We’re over the moon that the next author in our interview series is debut novelist Abbie Greaves.

The Silent Treatment, Abbie’s stunning debut about a couple who haven’t spoken for six months, despite living under the same roof, is published on Thursday in the UK by Cornerstone / Penguin Random House.

In the run up to publication, this beautiful novel has been included in countless round ups, including the Independent‘s “10 best debut novels that are so good you won’t put them down”, her Magazine’s “30 Debut Novels to Keep an Eye Out For in 2020“, Netgalley‘s “Spring Highlights” and Stylist Magazine‘s “Best new books of 2020 to look out for“.

It has received gorgeous reviews from the likes of Kirkus Reviews: “A sometimes-hopeful, often heartbreaking look at the difficult and beautiful moments of parenting and marriage.”

And has won the hearts of many critically acclaimed authors, including Jojo Moyes: “A remarkable debut”.

Abbie herself was recently chosen as The Media Eye’s Rising Star, who said: “Already attracting praise from best-selling author JoJo Moyes, who branded the novel ‘a remarkably assured debut which doesn’t go where you expect it to go’ and said ‘I very much look forward to seeing what she writes next’, it seems Abbie Greaves is set for some big things after The Silent Treatment’s April release.”

Abbie Greaves studied at Cambridge University before working at a literary agency for a number of years.

She was inspired to write her first novel, The Silent Treatment, after reading a newspaper article about a boy in Japan who had never seen his parents speak to one another before.

The Silent Treatment is due for publication in the US on Tuesday next week, by William Morrow / HarperCollins.

What inspired you to write?

Like many authors, it was my love of reading!

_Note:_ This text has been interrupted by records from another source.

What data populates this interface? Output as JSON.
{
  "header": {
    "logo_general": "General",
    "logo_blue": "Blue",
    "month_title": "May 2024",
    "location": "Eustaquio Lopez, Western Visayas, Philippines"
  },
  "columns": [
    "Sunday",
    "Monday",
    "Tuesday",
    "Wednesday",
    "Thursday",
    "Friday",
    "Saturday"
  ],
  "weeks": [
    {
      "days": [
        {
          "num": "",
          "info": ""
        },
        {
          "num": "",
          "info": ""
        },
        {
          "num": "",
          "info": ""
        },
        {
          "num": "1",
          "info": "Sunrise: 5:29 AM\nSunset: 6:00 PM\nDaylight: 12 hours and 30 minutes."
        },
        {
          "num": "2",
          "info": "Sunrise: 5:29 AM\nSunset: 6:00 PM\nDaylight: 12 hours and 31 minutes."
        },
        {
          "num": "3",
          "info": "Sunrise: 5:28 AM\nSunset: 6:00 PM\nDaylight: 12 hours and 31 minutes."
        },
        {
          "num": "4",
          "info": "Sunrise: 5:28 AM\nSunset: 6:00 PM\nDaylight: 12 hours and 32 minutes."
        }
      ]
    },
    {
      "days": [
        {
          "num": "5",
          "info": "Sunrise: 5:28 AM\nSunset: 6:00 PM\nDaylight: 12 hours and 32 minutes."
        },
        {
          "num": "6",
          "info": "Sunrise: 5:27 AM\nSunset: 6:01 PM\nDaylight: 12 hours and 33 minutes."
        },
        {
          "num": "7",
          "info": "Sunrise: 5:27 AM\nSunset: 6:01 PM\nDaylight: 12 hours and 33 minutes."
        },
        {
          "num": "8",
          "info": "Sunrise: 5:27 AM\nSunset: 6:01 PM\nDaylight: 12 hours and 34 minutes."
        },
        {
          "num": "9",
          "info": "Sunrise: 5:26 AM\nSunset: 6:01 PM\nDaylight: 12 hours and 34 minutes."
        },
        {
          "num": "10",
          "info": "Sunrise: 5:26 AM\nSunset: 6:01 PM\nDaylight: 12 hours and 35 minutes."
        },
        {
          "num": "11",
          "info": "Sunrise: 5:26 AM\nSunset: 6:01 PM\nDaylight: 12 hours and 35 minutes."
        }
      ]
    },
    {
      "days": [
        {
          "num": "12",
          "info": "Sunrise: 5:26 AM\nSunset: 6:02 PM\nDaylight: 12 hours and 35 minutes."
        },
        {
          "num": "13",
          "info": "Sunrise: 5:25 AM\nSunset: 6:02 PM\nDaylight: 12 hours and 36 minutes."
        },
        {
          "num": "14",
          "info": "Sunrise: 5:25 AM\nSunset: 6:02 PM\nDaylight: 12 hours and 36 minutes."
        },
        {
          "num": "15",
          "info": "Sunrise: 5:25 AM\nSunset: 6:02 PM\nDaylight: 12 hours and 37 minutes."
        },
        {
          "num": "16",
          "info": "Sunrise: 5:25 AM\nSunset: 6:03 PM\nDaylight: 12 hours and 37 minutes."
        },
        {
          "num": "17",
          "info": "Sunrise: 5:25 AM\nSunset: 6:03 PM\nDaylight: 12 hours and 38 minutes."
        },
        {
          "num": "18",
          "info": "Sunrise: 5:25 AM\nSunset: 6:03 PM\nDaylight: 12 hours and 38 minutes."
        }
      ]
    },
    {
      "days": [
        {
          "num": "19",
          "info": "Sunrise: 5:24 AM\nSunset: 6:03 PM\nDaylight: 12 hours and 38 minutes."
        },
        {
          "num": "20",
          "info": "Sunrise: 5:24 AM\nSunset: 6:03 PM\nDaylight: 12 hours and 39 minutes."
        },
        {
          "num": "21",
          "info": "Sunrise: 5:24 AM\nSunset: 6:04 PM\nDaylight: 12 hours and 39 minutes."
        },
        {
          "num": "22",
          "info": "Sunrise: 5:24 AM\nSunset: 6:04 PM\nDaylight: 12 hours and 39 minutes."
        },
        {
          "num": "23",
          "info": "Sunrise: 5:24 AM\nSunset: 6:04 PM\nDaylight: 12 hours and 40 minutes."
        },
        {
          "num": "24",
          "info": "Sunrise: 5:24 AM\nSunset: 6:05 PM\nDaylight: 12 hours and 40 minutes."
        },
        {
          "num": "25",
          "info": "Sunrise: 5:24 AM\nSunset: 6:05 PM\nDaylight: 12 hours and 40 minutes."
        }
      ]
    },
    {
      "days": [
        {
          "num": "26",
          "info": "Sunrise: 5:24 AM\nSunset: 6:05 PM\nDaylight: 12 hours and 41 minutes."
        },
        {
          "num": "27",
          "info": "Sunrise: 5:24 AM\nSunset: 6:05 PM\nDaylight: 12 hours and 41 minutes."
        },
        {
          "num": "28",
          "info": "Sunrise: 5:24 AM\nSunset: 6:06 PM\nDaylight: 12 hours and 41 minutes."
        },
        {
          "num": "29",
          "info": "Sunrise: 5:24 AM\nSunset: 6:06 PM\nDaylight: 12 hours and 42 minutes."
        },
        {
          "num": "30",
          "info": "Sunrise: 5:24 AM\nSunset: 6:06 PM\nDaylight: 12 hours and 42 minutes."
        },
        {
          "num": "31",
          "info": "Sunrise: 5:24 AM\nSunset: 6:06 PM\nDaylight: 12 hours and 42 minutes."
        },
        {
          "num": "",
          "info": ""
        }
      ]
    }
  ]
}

I’ve been a bookworm for as long as I remembered. Once I left university, my first job was as an assistant in a literary agency. Seeing ‘behind the curtain’ gave me the confidence to commit to writing my own first novel, as well as a sense of the hard work, commitment and tenacity that would be required to finish it.

What’s your favourite book/piece of literature?

I keep a running tally of my top five favourite books (sad, I know!) and the selection very rarely changes. Currently it goes: The Wife by Meg Wolitzer, Atonement by Ian McEwan, Notes on a Scandal by Zoe Heller, The Narrow Road to the Deep North by Richard Flanagan and Eligible by Curtis Sittenfeld.

And if I had to choose my very top? Probably The Wife. It’s so good. If you haven’t read it, please do. You won’t regret it.

Where do most of your good ideas come to you?

Honestly, I wish I knew because then it would feel more like a wellspring than it sometimes does! Usually, it’s just titbits of real life: sentences I overhear in a café; snippets from a documentary; newspaper articles; song lyrics; people behind me in the supermarket queue.

When I find an idea that really speaks to me, it tends to stick to my brain like glue. I’ll get frustrated and try to brainstorm something else, but I’ll inevitably return to the idea that is hounding me!

Where do you write?

I’m not too picky – nor can I afford to be, given that I’ve been pretty itinerant over the last eighteen months! Any table can double up as a desk, I just need complete silence.

Currently – I’m making the most of this sunshine in the back garden.

What is your writing process?

Once I have my idea, I’ll work it up in a ‘blurb’ which helps me focus on the core of my story. Then I’ll let my characters grow in my head for a bit, making sure that I know as much as possible about them – right down to the sort of biscuit they would choose from a selection box!

Then, I’ll map out the rough plot and attempt a chapter by chapter breakdown. Then, at that point, I’ll start to write and inevitably a lot of the plot will go out the window, either because it no longer works or (hopefully) because something better has come to me!

I’ll aim for 1500-2000 words a day on a first draft and I always re-read and edit what I wrote the previous day before I start on the next day’s writing.

Where did the idea come from for The Silent Treatment?

I first had the idea for a novel about a couple who had stopped speaking when I read an article in Metro (the free UK newspaper on our transport systems). It was about man in Japan who hadn’t spoken to his wife for twenty years. Their youngest child had never seen his parents have a conversation and, in desperation, he reached out to a television crew to try and stage a reunion.

I couldn’t stop thinking about the idea of a silence settling at the heart of a marriage. But I also knew that I wanted to explore the theme in a very different context – what if there were all the same, everyday kindnesses of a long-term relationship, it was just words that had disappeared? And that was how The Silent Treatment was born!

How do you relax after a day of writing?

My friends and family would probably say that I don’t! I’m an awfully unrelaxing person to be around – my brain is always whirring and I’m terrible at just sitting down and doing nothing.

So, if I’m not badgering my nearest and dearest – a bath, some wine and a good book. It’s hard to go wrong with that combination.